English, Music, and the Liturgy
Poterack, Kurt, Sacred Music
"So now, with the new translation of the Mass, composers will finally be able to settle down and write the great English liturgical music for our generation."
... or words to that effect are what I heard from someone at a gathering of liturgical musicians recently.
There are a number of unexamined assumptions in this statement that I would like to unpack. The first is that, if you have a good text, you will necessarily have good music to accompany it. While it is very true that a bad text will certainly discourage good composers, a good text does not guarantee good composers. Take an earlier English liturgical text, that of the Book of Common Prayer. It certainly is a profound text. There were, early on, some excellent settings of that text in the services and anthems of Tallis, Byrd and a few others. However, they had acquired their training in the Latin liturgical tradition and simply transferred their skills to the English liturgy.

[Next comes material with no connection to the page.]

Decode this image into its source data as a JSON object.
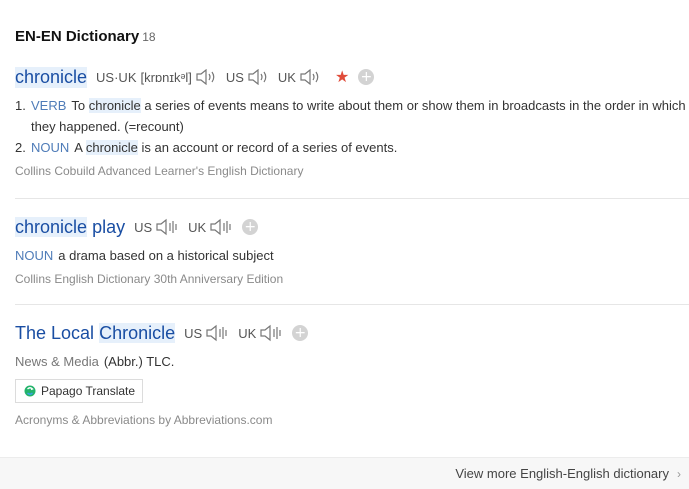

Then, after a bit of a hiatus, there were composers like Handel, Pelham Humphrey, John Blow. After that, there was a hiatus of 150-200 years before the "Anglican Choral Revival" began in the early twentieth century. Entire generations which had that inspiring text in their hands on a weekly--and sometimes daily--basis did not rise to the challenge of creating great music. There are clearly other factors at play.
Thus the second unexamined--and clearly false--assumption is that every generation will have its own masterpieces. If that were so then, in a sense, there would be no need for "classics." Classics, properly understood, have a mystery and fragility to them. …